## WORK ITEM
Check every line of the data for the string "localhost" and copy the ones that have it.

## MATERIALS PROVIDED
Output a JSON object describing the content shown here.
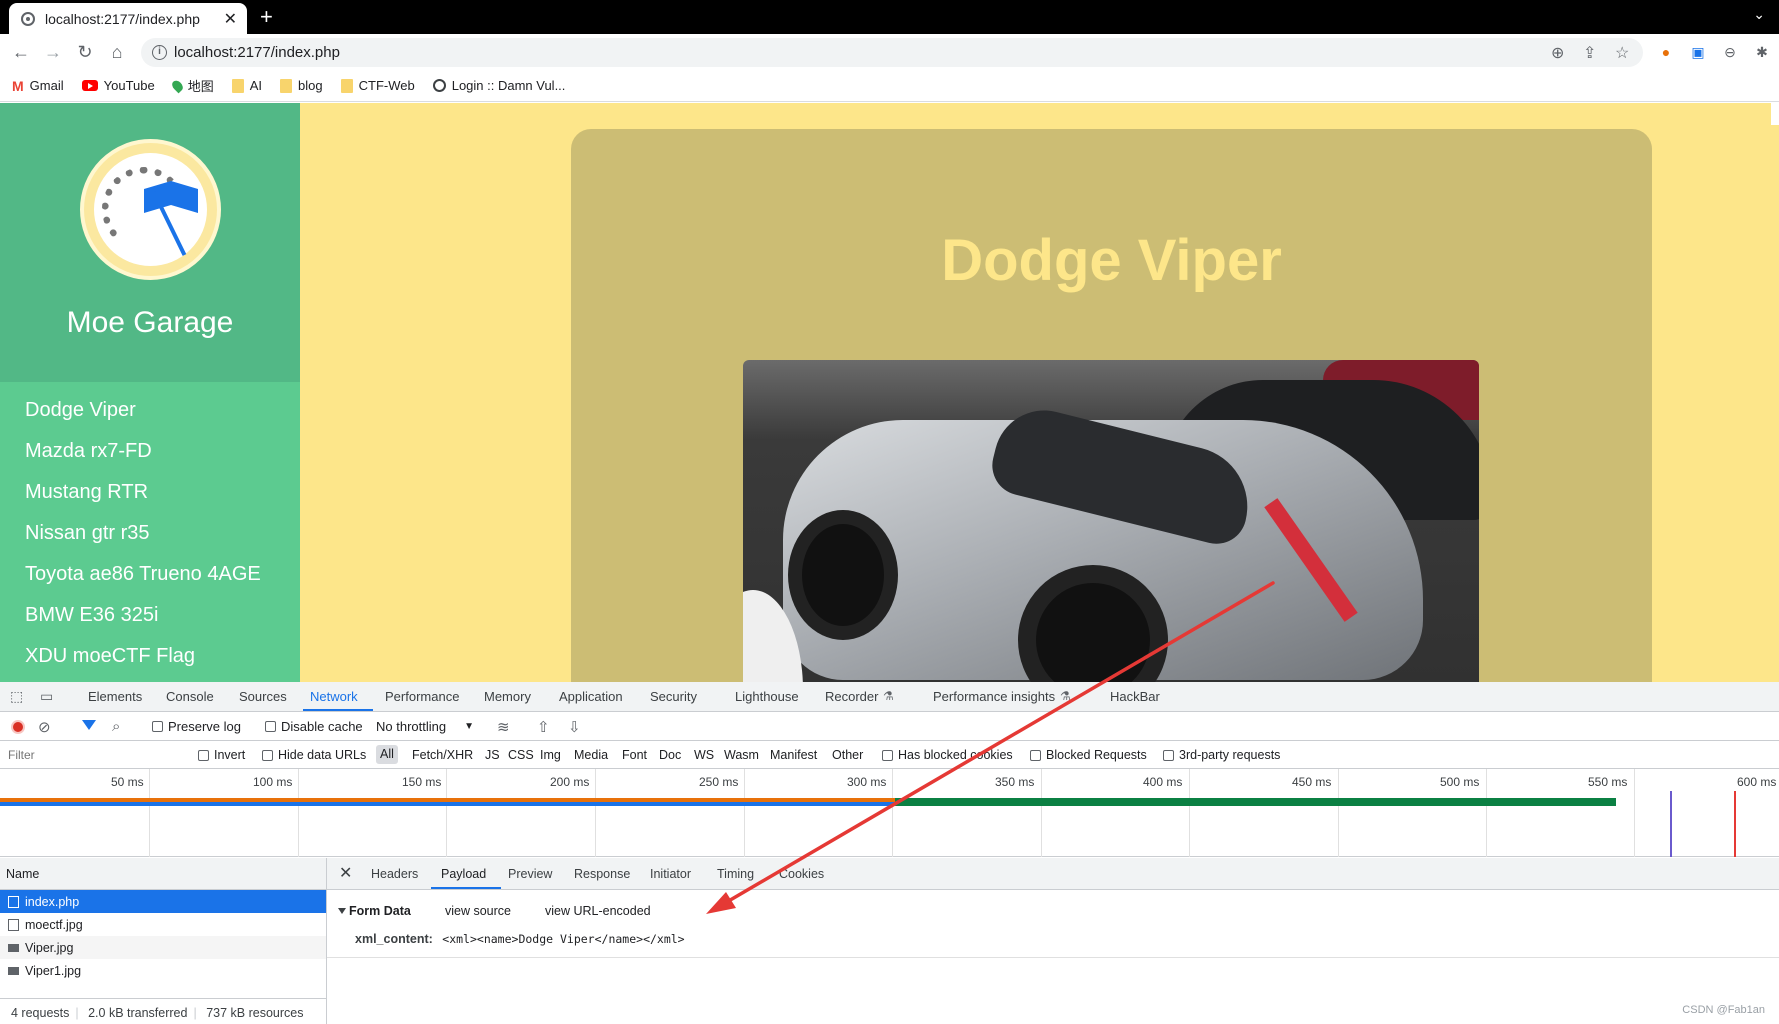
{
  "browser": {
    "tab_title": "localhost:2177/index.php",
    "url": "localhost:2177/index.php",
    "bookmarks": [
      {
        "label": "Gmail"
      },
      {
        "label": "YouTube"
      },
      {
        "label": "地图"
      },
      {
        "label": "AI"
      },
      {
        "label": "blog"
      },
      {
        "label": "CTF-Web"
      },
      {
        "label": "Login :: Damn Vul..."
      }
    ]
  },
  "site": {
    "brand": "Moe Garage",
    "nav": [
      "Dodge Viper",
      "Mazda rx7-FD",
      "Mustang RTR",
      "Nissan gtr r35",
      "Toyota ae86 Trueno 4AGE",
      "BMW E36 325i",
      "XDU moeCTF Flag"
    ],
    "card_title": "Dodge Viper"
  },
  "devtools": {
    "tabs": [
      "Elements",
      "Console",
      "Sources",
      "Network",
      "Performance",
      "Memory",
      "Application",
      "Security",
      "Lighthouse",
      "Recorder",
      "Performance insights",
      "HackBar"
    ],
    "active_tab": "Network",
    "toolbar": {
      "preserve_log": "Preserve log",
      "disable_cache": "Disable cache",
      "throttling": "No throttling"
    },
    "filter_placeholder": "Filter",
    "filter_options": {
      "invert": "Invert",
      "hide_data_urls": "Hide data URLs",
      "types": [
        "All",
        "Fetch/XHR",
        "JS",
        "CSS",
        "Img",
        "Media",
        "Font",
        "Doc",
        "WS",
        "Wasm",
        "Manifest",
        "Other"
      ],
      "has_blocked_cookies": "Has blocked cookies",
      "blocked_requests": "Blocked Requests",
      "third_party": "3rd-party requests"
    },
    "timeline_ticks": [
      "50 ms",
      "100 ms",
      "150 ms",
      "200 ms",
      "250 ms",
      "300 ms",
      "350 ms",
      "400 ms",
      "450 ms",
      "500 ms",
      "550 ms",
      "600 ms"
    ],
    "requests": {
      "header": "Name",
      "items": [
        "index.php",
        "moectf.jpg",
        "Viper.jpg",
        "Viper1.jpg"
      ],
      "footer": [
        "4 requests",
        "2.0 kB transferred",
        "737 kB resources"
      ]
    },
    "detail": {
      "tabs": [
        "Headers",
        "Payload",
        "Preview",
        "Response",
        "Initiator",
        "Timing",
        "Cookies"
      ],
      "active_tab": "Payload",
      "form_data_label": "Form Data",
      "view_source": "view source",
      "view_url_encoded": "view URL-encoded",
      "field_key": "xml_content:",
      "field_value": "<xml><name>Dodge Viper</name></xml>"
    }
  },
  "watermark": "CSDN @Fab1an",
  "colors": {
    "sidebar": "#5ccb90",
    "page_bg": "#fde68a",
    "card": "#ccbd74",
    "accent": "#1a73e8",
    "annotation_arrow": "#e53935"
  }
}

## EXERCISE RESPONSE
    "tab_title": "localhost:2177/index.php",
    "url": "localhost:2177/index.php",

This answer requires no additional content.